[Component data from apps and pages]
▽

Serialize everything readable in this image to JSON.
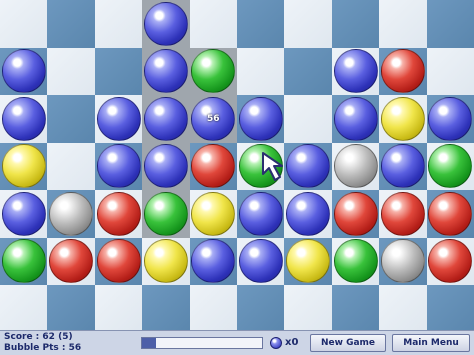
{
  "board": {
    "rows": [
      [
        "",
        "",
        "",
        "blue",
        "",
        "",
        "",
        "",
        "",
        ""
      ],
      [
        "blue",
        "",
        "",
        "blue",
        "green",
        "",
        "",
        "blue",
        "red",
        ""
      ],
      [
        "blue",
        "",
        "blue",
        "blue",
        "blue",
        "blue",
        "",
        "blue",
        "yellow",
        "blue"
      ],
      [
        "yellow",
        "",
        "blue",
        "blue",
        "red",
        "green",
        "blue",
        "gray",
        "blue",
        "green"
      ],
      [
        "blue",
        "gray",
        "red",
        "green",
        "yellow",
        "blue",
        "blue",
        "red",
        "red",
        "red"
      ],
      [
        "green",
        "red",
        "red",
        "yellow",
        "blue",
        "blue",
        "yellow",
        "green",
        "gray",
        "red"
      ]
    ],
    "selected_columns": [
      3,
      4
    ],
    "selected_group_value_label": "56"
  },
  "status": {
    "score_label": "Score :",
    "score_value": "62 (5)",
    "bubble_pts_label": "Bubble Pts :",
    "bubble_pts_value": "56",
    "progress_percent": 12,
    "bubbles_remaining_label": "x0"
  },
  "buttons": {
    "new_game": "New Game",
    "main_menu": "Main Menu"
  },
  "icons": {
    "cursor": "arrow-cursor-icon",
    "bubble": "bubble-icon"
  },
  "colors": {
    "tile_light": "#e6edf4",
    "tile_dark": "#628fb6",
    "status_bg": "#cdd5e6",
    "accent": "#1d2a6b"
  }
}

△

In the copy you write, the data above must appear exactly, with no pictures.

**EXERCISE RESPONSE:**
Serialize everything readable in this image to JSON.
{
  "board": {
    "rows": [
      [
        "",
        "",
        "",
        "blue",
        "",
        "",
        "",
        "",
        "",
        ""
      ],
      [
        "blue",
        "",
        "",
        "blue",
        "green",
        "",
        "",
        "blue",
        "red",
        ""
      ],
      [
        "blue",
        "",
        "blue",
        "blue",
        "blue",
        "blue",
        "",
        "blue",
        "yellow",
        "blue"
      ],
      [
        "yellow",
        "",
        "blue",
        "blue",
        "red",
        "green",
        "blue",
        "gray",
        "blue",
        "green"
      ],
      [
        "blue",
        "gray",
        "red",
        "green",
        "yellow",
        "blue",
        "blue",
        "red",
        "red",
        "red"
      ],
      [
        "green",
        "red",
        "red",
        "yellow",
        "blue",
        "blue",
        "yellow",
        "green",
        "gray",
        "red"
      ]
    ],
    "selected_columns": [
      3,
      4
    ],
    "selected_group_value_label": "56"
  },
  "status": {
    "score_label": "Score :",
    "score_value": "62 (5)",
    "bubble_pts_label": "Bubble Pts :",
    "bubble_pts_value": "56",
    "progress_percent": 12,
    "bubbles_remaining_label": "x0"
  },
  "buttons": {
    "new_game": "New Game",
    "main_menu": "Main Menu"
  },
  "icons": {
    "cursor": "arrow-cursor-icon",
    "bubble": "bubble-icon"
  },
  "colors": {
    "tile_light": "#e6edf4",
    "tile_dark": "#628fb6",
    "status_bg": "#cdd5e6",
    "accent": "#1d2a6b"
  }
}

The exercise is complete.